▸ **YOUR GOAL**:
Report the lines of the material that carry the string "photo".

START AVAILABLE RECORDS

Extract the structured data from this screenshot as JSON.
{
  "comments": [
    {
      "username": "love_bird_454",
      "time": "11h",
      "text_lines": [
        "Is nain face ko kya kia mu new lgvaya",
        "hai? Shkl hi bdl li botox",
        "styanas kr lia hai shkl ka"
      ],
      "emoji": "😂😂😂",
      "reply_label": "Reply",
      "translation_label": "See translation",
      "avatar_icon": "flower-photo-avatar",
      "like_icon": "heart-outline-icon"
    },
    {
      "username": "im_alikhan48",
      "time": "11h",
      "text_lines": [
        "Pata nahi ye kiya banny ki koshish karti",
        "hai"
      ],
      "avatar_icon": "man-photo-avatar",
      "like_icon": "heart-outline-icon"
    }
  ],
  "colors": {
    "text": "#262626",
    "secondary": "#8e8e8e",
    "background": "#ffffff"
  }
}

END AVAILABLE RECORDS

▸ **SOLUTION**:
      "avatar_icon": "flower-photo-avatar",
      "avatar_icon": "man-photo-avatar",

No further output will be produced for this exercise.